  • Detailed molecular definition of the WAGR region at chromosome 11p13 has been achieved by chromosome breakpoint analysis and long-range restriction mapping. Here the authors describe the molecular detection of a cytogenetically invisible 1-megabase deletion in an individual with aniridia, cryptorchidism, and hypospadias but no Wilms tumor (WT). The region of overlap between this deletion and one associated with WT and similar genital anomalies but no aniridia covers a region of 350-400 kilobases, which is coincident with the extent of homozygous deletion detected in tumor tissue from a sporadic WT. A candidate WT gene located within this region has recently beenmore » isolated, suggesting nonpenetrance for tumor expression in the first individual. The inclusion within the overlap region of a gene for WT predisposition and a gene for the best-documented WT-associated genitourinary malformations leads to suggest that both of these anomalies result from a loss-of-function mutation at the same locus. This in turn implies that the WT gene exerts pleiotropic effect on both kidney and genitourinary development, a possibility supported by the observed expression pattern of the WT candidate gene in developing kidney and gonads.« less
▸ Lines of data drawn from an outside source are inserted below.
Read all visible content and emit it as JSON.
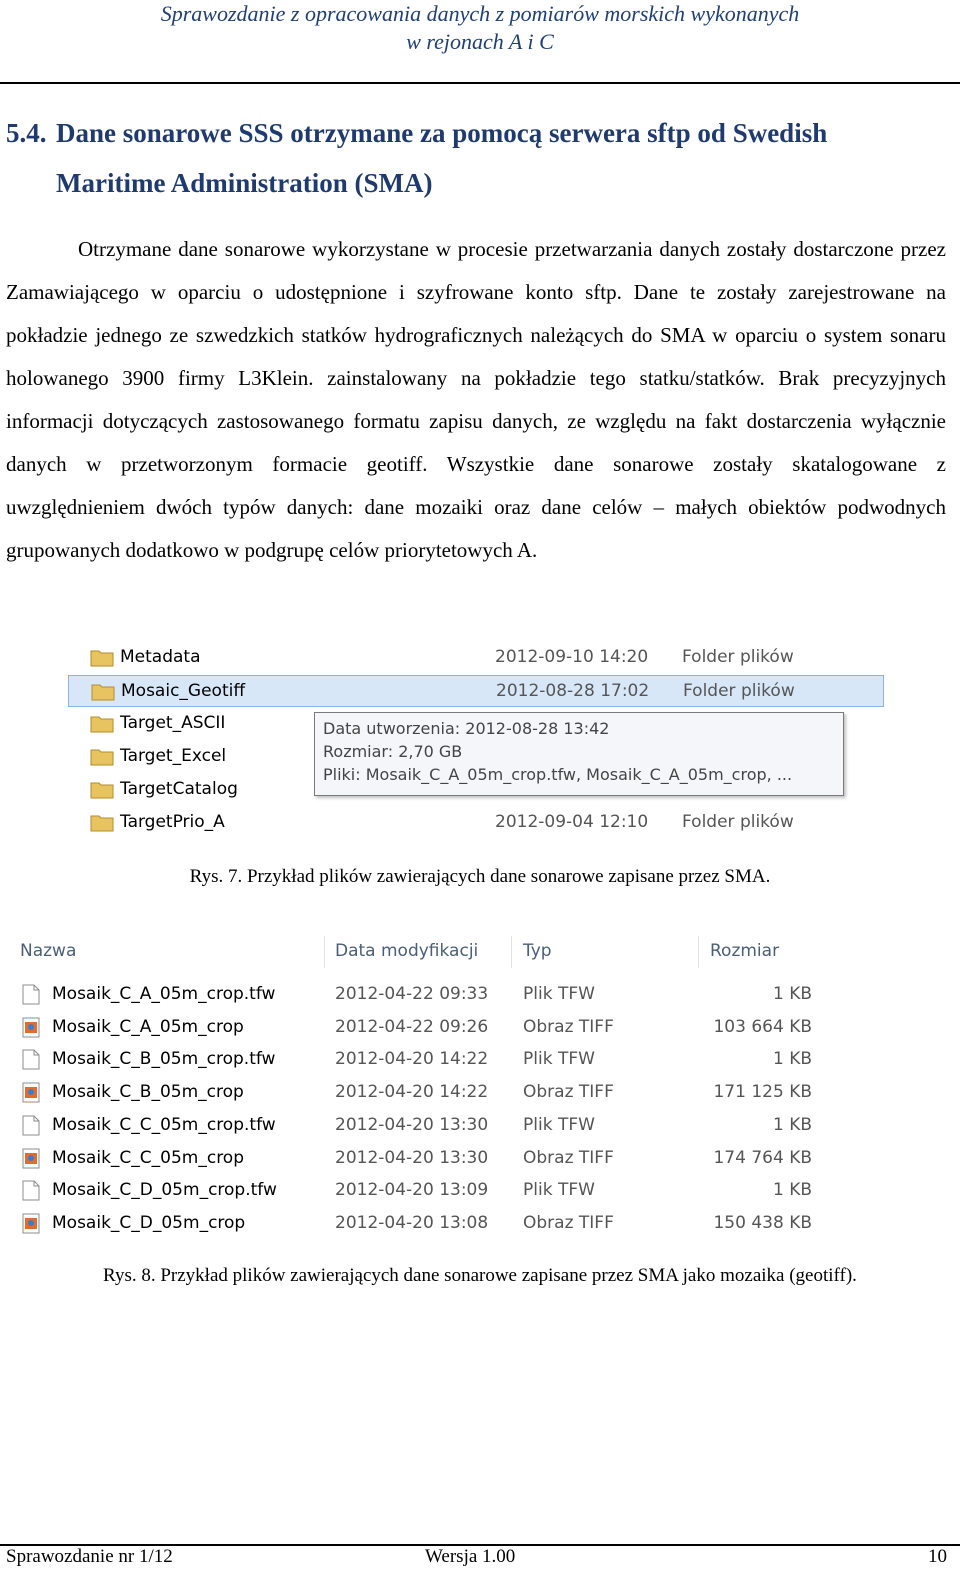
{
  "header": {
    "line1": "Sprawozdanie z opracowania danych z pomiarów morskich wykonanych",
    "line2": "w rejonach A i C"
  },
  "section": {
    "number": "5.4.",
    "title_l1": "Dane sonarowe SSS otrzymane za pomocą serwera sftp od Swedish",
    "title_l2": "Maritime Administration (SMA)"
  },
  "paragraph": "Otrzymane dane sonarowe wykorzystane w procesie przetwarzania danych zostały dostarczone przez Zamawiającego w oparciu o udostępnione i szyfrowane konto sftp. Dane te zostały zarejestrowane na pokładzie jednego ze szwedzkich statków hydrograficznych należących do SMA w oparciu o system sonaru holowanego 3900 firmy L3Klein. zainstalowany na pokładzie tego statku/statków. Brak precyzyjnych informacji dotyczących zastosowanego formatu zapisu danych, ze względu na fakt dostarczenia wyłącznie danych w przetworzonym formacie geotiff. Wszystkie dane sonarowe zostały skatalogowane z uwzględnieniem dwóch typów danych: dane mozaiki oraz dane celów – małych obiektów podwodnych grupowanych dodatkowo w podgrupę celów priorytetowych A.",
  "figure1": {
    "rows": [
      {
        "name": "Metadata",
        "date": "2012-09-10 14:20",
        "type": "Folder plików"
      },
      {
        "name": "Mosaic_Geotiff",
        "date": "2012-08-28 17:02",
        "type": "Folder plików"
      },
      {
        "name": "Target_ASCII",
        "date": "",
        "type": ""
      },
      {
        "name": "Target_Excel",
        "date": "",
        "type": ""
      },
      {
        "name": "TargetCatalog",
        "date": "",
        "type": ""
      },
      {
        "name": "TargetPrio_A",
        "date": "2012-09-04 12:10",
        "type": "Folder plików"
      }
    ],
    "tooltip": {
      "created": "Data utworzenia: 2012-08-28 13:42",
      "size": "Rozmiar: 2,70 GB",
      "files": "Pliki: Mosaik_C_A_05m_crop.tfw, Mosaik_C_A_05m_crop, ..."
    },
    "caption": "Rys. 7. Przykład plików zawierających dane sonarowe zapisane przez SMA."
  },
  "figure2": {
    "columns": [
      "Nazwa",
      "Data modyfikacji",
      "Typ",
      "Rozmiar"
    ],
    "rows": [
      {
        "name": "Mosaik_C_A_05m_crop.tfw",
        "date": "2012-04-22 09:33",
        "type": "Plik TFW",
        "size": "1 KB",
        "icon": "file-icon"
      },
      {
        "name": "Mosaik_C_A_05m_crop",
        "date": "2012-04-22 09:26",
        "type": "Obraz TIFF",
        "size": "103 664 KB",
        "icon": "image-icon"
      },
      {
        "name": "Mosaik_C_B_05m_crop.tfw",
        "date": "2012-04-20 14:22",
        "type": "Plik TFW",
        "size": "1 KB",
        "icon": "file-icon"
      },
      {
        "name": "Mosaik_C_B_05m_crop",
        "date": "2012-04-20 14:22",
        "type": "Obraz TIFF",
        "size": "171 125 KB",
        "icon": "image-icon"
      },
      {
        "name": "Mosaik_C_C_05m_crop.tfw",
        "date": "2012-04-20 13:30",
        "type": "Plik TFW",
        "size": "1 KB",
        "icon": "file-icon"
      },
      {
        "name": "Mosaik_C_C_05m_crop",
        "date": "2012-04-20 13:30",
        "type": "Obraz TIFF",
        "size": "174 764 KB",
        "icon": "image-icon"
      },
      {
        "name": "Mosaik_C_D_05m_crop.tfw",
        "date": "2012-04-20 13:09",
        "type": "Plik TFW",
        "size": "1 KB",
        "icon": "file-icon"
      },
      {
        "name": "Mosaik_C_D_05m_crop",
        "date": "2012-04-20 13:08",
        "type": "Obraz TIFF",
        "size": "150 438 KB",
        "icon": "image-icon"
      }
    ],
    "caption": "Rys. 8. Przykład plików zawierających dane sonarowe zapisane przez SMA jako mozaika (geotiff)."
  },
  "footer": {
    "report": "Sprawozdanie nr 1/12",
    "version": "Wersja 1.00",
    "page": "10"
  }
}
  • As an environmental pollutant carbon monoxide (CO) is without equal with regard to ubiquity. Data suggesting adverse effects on the human cardiovascular system associated with CO exposure have engendered concern. In contrast to previous reviewers, our evaluation of the available studies suggests that this concern is largely unwarranted. We found no convincing evidence to support the conclusion that chronic CO exposure increases the risk of developing clinically significant atherosclerotic disease. Acute, low level, Co exposure has been shown to reduce exercise performance. We believe that this effect does not represent a specific toxic action of CO, but is instead amore » consequence of the induced hypoxia. Finally, we conclude that low to moderate level CO exposure does not adversely affect cardiac rhythm in man.« less